The Panel, in particular because the Respondent did not contest such allegation, has no reason to doubt such (negative) allegations by the Complainant. Also, the second Respondent does not dispute that it does not have rights or legitimate interests in the domain names
Accordingly, the Panel finds that the Respondent has no rights or legitimate interests in the disputed domain name and that the Complainant has established the requirement of paragraph 4(a)(ii) of the Policy.
D. Registered and Used in Bad Faith
The disputed domain names resolve to third party websites. The use of the disputed domain names to direct visitors to various third party commercial websites does not constitute a legitimate, bona fide use of the domain names under the Policy and does not confer legitimate interests in the domain names. The website to which the disputed domain names resolve refer to the Complainant’s core business. Internet users are therefore likely to get the idea that the Respondent’s websites are endorsed or sponsored by the Complainant. This is not changed because two of the domain names presently are not available any more. This and the offer: “Want to buy this domain? Our domain buy service can help to get it.” on the resolved web sites prove that the Respondent registered the domain names for the purpose of selling them for valuable consideration in excess of documented out-of-pocket costs, within the meaning of paragraph 4b (i) of the Policy and supports a finding of bad faith use.
There is no doubt that the sign SNCF and the trademarks are well-known, particularly in France and the neighbouring countries. The Panel finds that the second Respondent on purpose included (the keyword of the Complainant’s) trademarks into the disputed domains in order to attract, for commercial use, Internet users to its websites or the websites to which the disputed domain names resolve to. This view is also supported by the near identity of the disputed domain names to the Complainant’s domain names.
The second Respondent in the late Response contends that the disputed domain names were reserved solely as a part of its strategic program proposal to the Complainant and solely with the intent that the these domain names be used by the Complainant. The second Respondent emphasizes that it was not its intent to sell the disputed domain names to the Complainant. Such statements apparently are made aiming at supporting the argument that second Respondent did not act in bad faith pursuant to paragraph 4(b)(i) of the Policy. However, if the registrant of a domain name does not offer to sell the domain name to the holder of trademarks, this does not per se lead to the conclusion that it did not register the domain names in bad faith. If the second Respondent had acted like a communications company in good faith it never would have registered the domain names in its own name and granting its (potential) customer only the right to use the trade names. The second Respondent here is caught by its own argument and by (deliberately) misinterpreting paragraph 4(b)(i) of the Policy in the sense that the non-compliance with actions referred to therein would automatically exclude bad faith. This is not the case.
The second Respondent in the late Response also contends that it was invited to submit an offer for its services by Mr. Maloof and Mr. Le Caignec. The second Respondent fails to submit any evidence in this respect. The Panel therefore believes that the second Respondent’s statements are not credible as it would be easy for the second Respondent to submit evidence to support those statements, if it did exist.
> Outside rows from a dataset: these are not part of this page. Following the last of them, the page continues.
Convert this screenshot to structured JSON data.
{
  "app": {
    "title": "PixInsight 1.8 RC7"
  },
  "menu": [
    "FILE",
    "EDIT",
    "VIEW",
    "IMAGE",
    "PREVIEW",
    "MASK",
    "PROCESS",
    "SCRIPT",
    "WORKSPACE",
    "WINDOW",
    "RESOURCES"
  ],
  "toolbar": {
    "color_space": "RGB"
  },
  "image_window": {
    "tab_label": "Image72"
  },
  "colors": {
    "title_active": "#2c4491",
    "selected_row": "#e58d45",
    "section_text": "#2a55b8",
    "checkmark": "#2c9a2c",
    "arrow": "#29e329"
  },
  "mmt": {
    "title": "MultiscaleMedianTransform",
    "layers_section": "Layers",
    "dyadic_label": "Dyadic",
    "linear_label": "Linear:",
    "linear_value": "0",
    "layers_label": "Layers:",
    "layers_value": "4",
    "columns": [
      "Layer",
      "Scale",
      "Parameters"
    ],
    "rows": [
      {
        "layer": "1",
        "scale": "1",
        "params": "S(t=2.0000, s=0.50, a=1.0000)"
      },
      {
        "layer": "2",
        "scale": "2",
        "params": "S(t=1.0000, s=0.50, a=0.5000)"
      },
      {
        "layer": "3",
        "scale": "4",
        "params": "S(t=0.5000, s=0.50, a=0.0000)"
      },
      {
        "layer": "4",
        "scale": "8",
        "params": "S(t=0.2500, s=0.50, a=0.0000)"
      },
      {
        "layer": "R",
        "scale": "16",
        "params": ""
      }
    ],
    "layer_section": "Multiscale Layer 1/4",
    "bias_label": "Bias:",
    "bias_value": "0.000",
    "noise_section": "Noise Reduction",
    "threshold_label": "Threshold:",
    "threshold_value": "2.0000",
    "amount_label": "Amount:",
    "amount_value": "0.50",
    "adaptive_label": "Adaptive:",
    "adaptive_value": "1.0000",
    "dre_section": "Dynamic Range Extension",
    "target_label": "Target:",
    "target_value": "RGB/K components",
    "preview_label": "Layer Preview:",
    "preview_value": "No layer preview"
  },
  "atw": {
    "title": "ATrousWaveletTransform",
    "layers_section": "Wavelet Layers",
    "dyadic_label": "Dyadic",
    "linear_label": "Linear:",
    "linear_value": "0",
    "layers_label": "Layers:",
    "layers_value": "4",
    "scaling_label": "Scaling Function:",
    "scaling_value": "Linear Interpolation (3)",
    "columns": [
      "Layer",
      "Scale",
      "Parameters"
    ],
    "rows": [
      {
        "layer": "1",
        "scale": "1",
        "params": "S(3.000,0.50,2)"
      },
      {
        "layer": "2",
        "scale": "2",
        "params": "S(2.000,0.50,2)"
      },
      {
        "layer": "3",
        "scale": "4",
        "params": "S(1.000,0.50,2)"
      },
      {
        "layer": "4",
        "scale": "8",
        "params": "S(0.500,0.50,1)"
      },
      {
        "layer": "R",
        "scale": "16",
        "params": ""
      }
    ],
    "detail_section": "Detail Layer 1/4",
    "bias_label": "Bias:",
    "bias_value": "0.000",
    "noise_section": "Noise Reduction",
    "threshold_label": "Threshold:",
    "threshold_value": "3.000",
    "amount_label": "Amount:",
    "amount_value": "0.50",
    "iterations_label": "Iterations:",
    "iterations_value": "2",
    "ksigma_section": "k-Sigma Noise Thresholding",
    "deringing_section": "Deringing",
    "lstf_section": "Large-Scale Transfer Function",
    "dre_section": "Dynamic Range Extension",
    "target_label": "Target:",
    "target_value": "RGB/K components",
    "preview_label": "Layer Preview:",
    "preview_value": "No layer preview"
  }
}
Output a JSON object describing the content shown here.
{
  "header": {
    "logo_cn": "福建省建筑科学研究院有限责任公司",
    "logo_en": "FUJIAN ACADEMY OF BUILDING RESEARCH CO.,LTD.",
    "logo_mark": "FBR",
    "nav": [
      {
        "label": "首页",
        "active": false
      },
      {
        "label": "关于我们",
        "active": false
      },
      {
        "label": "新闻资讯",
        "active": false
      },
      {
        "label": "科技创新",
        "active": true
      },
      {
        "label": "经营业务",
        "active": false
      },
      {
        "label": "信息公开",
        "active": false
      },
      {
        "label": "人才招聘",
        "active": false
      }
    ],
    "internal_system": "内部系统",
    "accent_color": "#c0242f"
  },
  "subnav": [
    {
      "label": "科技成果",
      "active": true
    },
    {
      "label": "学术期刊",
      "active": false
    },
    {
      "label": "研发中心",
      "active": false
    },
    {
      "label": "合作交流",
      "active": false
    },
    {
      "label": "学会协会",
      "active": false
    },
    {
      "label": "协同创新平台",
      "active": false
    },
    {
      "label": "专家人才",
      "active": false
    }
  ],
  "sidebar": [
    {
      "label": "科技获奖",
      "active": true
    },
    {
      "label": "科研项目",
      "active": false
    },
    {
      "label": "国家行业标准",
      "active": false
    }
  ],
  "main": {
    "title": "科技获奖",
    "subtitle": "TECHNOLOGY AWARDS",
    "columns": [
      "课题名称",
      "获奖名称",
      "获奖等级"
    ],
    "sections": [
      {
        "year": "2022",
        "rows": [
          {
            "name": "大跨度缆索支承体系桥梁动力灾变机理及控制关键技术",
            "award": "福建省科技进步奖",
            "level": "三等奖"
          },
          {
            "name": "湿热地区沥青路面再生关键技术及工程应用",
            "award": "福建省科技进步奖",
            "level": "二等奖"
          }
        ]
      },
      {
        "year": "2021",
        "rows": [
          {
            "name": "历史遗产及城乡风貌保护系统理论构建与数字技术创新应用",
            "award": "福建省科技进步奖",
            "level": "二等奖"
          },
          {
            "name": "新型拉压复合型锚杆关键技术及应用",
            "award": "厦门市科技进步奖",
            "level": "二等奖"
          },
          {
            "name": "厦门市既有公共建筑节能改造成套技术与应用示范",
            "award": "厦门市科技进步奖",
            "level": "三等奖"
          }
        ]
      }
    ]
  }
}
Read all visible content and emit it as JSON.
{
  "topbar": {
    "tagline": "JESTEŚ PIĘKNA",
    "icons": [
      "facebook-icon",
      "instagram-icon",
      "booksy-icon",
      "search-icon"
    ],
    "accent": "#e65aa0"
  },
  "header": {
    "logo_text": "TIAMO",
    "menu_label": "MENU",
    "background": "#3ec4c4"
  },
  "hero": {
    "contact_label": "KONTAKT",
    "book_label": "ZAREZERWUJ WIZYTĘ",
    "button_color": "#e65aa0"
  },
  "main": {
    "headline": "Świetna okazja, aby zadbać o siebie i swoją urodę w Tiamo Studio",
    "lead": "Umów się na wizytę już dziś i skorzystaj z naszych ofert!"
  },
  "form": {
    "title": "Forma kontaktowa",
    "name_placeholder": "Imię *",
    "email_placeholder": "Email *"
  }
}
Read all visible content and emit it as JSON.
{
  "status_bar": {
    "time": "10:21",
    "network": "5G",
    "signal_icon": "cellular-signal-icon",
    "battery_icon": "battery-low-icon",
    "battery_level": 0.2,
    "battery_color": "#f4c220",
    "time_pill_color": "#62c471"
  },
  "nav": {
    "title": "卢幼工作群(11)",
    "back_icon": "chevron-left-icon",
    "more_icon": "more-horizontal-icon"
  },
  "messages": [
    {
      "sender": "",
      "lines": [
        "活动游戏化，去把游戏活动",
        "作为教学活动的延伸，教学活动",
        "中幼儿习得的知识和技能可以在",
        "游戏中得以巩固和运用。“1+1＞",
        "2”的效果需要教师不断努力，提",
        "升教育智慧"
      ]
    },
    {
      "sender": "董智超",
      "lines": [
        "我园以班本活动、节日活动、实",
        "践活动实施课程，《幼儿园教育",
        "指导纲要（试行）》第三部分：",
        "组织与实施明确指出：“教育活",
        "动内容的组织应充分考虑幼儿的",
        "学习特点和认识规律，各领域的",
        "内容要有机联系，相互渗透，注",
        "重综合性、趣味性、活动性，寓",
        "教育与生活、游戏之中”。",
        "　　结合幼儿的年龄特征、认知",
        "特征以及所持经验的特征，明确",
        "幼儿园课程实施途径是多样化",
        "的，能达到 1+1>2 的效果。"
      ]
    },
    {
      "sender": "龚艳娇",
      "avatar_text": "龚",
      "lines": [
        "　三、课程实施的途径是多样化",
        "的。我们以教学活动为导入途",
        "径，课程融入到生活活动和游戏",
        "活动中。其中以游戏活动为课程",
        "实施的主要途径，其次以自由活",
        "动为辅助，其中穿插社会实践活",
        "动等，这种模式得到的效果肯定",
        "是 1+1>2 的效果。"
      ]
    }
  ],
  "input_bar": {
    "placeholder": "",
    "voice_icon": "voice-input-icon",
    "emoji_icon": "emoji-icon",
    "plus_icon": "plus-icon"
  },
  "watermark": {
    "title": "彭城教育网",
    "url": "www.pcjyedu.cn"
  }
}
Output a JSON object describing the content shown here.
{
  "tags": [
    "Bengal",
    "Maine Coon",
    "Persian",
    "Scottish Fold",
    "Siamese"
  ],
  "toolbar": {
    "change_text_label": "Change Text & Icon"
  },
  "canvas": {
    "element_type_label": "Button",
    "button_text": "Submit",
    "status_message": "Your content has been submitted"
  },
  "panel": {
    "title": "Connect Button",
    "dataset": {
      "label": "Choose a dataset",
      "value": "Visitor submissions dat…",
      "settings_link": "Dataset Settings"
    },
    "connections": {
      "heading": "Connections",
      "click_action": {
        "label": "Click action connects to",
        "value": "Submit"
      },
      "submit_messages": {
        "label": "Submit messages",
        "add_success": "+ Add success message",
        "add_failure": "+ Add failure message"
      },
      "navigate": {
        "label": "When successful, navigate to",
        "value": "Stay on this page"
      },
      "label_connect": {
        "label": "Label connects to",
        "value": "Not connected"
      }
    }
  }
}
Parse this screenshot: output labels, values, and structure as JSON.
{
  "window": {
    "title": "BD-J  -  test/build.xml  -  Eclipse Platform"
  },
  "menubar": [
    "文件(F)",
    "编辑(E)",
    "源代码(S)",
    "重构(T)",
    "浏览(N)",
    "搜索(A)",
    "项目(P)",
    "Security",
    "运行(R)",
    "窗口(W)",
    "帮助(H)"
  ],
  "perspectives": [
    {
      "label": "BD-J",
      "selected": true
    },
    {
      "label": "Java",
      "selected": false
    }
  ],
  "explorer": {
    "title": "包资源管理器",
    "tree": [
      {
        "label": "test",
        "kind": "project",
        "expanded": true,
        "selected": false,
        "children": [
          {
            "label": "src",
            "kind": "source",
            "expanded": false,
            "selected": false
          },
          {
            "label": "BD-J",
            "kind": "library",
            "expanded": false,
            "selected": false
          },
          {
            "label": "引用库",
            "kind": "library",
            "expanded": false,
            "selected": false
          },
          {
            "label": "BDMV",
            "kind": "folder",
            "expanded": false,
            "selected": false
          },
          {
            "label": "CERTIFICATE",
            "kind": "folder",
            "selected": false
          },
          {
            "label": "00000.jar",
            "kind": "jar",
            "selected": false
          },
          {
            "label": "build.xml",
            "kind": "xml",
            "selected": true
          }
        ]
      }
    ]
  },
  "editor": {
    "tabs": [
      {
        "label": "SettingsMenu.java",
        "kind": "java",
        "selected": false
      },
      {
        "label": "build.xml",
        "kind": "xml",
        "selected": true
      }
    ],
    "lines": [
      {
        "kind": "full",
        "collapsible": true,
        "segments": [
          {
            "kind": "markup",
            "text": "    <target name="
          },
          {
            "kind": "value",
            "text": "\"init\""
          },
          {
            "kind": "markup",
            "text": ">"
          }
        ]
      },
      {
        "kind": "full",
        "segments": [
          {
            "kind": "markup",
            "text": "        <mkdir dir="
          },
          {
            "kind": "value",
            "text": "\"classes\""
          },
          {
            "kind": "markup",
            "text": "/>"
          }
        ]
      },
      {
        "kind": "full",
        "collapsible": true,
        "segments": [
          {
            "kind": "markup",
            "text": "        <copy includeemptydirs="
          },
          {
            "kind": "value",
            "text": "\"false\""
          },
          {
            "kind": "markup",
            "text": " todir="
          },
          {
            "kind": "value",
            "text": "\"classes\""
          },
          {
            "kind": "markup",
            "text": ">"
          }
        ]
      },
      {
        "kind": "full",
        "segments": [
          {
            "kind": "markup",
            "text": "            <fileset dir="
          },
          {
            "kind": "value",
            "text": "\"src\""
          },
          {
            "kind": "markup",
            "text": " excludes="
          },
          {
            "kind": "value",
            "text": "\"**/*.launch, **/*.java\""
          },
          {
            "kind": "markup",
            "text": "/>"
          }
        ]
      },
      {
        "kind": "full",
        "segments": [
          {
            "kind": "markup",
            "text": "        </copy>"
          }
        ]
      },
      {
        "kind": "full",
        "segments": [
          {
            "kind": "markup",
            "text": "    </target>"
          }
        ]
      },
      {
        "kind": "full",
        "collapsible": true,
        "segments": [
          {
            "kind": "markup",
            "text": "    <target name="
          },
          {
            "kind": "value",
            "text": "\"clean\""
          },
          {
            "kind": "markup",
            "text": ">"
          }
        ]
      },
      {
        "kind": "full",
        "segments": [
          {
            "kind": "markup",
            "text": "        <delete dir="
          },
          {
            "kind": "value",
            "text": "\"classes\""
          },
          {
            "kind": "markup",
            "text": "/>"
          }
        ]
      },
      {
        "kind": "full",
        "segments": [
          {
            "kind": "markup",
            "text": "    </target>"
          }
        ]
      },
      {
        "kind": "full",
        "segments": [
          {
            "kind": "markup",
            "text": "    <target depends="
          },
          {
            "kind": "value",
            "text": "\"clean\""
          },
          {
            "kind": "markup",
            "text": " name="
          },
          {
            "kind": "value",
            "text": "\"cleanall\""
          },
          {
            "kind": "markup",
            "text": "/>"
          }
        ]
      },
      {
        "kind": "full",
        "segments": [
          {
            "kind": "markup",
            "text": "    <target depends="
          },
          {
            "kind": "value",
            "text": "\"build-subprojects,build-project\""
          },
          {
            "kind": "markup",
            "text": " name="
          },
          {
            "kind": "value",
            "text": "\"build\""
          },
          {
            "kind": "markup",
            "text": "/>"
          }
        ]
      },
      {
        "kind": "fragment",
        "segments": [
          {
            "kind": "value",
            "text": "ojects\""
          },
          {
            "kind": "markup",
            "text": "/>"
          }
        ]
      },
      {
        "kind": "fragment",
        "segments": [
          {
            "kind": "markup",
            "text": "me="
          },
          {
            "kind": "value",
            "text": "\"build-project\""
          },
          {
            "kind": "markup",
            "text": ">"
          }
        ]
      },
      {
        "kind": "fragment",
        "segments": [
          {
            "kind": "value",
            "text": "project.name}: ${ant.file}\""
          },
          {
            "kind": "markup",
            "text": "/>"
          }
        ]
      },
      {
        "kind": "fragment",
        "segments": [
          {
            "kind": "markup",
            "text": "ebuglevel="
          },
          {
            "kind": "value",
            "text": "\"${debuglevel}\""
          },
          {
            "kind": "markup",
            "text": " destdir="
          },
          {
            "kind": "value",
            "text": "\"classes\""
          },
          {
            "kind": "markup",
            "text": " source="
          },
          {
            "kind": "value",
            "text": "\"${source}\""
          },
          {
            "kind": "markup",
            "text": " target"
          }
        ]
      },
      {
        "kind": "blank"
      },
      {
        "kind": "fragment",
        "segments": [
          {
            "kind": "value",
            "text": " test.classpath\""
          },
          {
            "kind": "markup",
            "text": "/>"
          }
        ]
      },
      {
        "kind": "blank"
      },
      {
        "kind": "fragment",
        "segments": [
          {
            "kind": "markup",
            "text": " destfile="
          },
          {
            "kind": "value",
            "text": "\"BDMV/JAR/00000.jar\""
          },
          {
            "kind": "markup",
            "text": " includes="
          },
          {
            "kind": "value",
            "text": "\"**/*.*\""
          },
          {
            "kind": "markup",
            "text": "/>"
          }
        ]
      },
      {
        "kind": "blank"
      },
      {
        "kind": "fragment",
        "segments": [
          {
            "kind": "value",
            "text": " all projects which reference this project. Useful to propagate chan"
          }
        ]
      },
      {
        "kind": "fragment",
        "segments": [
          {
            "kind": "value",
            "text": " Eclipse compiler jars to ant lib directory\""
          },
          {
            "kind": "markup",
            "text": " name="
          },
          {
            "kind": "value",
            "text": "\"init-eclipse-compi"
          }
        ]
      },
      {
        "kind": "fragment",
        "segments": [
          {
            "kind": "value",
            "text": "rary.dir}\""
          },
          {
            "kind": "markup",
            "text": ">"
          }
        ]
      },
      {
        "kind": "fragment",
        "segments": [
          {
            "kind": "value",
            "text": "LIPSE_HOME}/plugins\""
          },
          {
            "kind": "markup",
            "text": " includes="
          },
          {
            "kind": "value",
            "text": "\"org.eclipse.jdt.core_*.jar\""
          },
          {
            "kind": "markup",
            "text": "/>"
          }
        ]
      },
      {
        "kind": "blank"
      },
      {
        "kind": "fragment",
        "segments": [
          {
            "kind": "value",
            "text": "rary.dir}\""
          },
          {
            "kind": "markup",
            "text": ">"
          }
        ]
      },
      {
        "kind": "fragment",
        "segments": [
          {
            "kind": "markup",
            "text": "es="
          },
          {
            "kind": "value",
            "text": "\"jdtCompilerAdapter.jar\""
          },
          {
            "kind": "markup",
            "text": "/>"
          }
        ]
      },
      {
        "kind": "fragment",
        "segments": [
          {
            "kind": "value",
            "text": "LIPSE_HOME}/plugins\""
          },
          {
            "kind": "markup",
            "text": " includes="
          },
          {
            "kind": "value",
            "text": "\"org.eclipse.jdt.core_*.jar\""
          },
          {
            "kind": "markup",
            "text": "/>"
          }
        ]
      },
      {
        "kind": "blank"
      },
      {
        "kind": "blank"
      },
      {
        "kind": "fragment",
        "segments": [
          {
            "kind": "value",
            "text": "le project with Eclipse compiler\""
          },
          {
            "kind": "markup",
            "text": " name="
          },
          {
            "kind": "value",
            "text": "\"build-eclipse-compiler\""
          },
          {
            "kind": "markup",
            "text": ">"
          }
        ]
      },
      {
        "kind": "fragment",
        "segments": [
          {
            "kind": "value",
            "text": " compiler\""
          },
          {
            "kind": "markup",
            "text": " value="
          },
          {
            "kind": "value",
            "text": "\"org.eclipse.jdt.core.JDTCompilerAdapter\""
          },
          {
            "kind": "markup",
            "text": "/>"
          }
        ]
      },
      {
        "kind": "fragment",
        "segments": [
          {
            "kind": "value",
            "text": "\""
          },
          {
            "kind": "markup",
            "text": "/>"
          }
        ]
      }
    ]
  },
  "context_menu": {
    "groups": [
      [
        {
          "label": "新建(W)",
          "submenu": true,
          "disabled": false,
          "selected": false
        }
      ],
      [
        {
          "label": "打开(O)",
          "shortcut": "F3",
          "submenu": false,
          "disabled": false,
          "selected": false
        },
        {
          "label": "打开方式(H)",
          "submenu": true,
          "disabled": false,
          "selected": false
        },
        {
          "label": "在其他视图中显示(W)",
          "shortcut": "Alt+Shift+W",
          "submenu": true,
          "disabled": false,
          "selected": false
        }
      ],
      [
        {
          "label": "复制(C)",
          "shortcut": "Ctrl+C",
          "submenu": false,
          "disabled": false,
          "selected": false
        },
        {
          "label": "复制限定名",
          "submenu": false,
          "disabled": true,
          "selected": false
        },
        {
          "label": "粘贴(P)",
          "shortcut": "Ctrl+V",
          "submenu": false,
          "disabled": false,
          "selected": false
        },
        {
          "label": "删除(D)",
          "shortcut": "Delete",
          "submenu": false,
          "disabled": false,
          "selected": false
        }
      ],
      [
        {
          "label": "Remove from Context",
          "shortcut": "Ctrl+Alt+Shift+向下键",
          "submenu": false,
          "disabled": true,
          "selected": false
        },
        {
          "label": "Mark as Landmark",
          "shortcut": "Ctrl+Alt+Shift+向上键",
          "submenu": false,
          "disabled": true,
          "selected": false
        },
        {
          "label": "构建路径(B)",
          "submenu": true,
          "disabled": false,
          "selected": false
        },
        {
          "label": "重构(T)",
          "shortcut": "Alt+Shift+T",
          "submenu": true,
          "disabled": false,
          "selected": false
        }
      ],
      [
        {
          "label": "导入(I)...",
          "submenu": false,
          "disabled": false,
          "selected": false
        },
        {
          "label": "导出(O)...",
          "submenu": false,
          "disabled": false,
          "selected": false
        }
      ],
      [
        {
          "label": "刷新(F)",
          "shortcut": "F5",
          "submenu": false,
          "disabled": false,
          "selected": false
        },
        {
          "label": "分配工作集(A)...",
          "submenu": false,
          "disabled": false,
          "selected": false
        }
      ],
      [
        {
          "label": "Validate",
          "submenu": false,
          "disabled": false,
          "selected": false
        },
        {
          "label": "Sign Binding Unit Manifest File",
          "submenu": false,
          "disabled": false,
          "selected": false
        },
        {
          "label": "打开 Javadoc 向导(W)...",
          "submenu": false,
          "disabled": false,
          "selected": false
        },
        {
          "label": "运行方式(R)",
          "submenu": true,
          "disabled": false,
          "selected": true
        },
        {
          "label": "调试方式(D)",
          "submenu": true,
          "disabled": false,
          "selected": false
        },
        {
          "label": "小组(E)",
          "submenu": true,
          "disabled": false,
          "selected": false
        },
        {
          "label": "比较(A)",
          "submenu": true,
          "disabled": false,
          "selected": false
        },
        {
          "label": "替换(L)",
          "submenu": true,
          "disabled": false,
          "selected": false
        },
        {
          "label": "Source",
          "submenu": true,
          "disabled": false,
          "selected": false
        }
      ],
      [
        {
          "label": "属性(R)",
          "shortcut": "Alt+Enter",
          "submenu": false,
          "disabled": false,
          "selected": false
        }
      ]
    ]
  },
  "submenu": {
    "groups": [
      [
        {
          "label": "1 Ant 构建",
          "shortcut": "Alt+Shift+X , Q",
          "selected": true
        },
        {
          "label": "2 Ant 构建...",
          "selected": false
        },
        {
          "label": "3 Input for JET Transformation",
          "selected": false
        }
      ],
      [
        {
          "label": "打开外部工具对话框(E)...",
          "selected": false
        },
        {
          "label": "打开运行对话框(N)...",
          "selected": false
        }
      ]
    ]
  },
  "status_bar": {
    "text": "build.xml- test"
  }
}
The panel therefore finds that the Complainant has established the requirement of paragraph 4(a)(iii) of the Policy.
For all the foregoing reasons, in accordance with paragraphs 4(i) of the Policy and 15 of the Rules, the Panel orders that the domain names <sncfamericas.com>, <sncfamericas.org>, <sncfus.com>, and <sncfus.org> be transferred to the Complainant.
Dated: February 1, 2011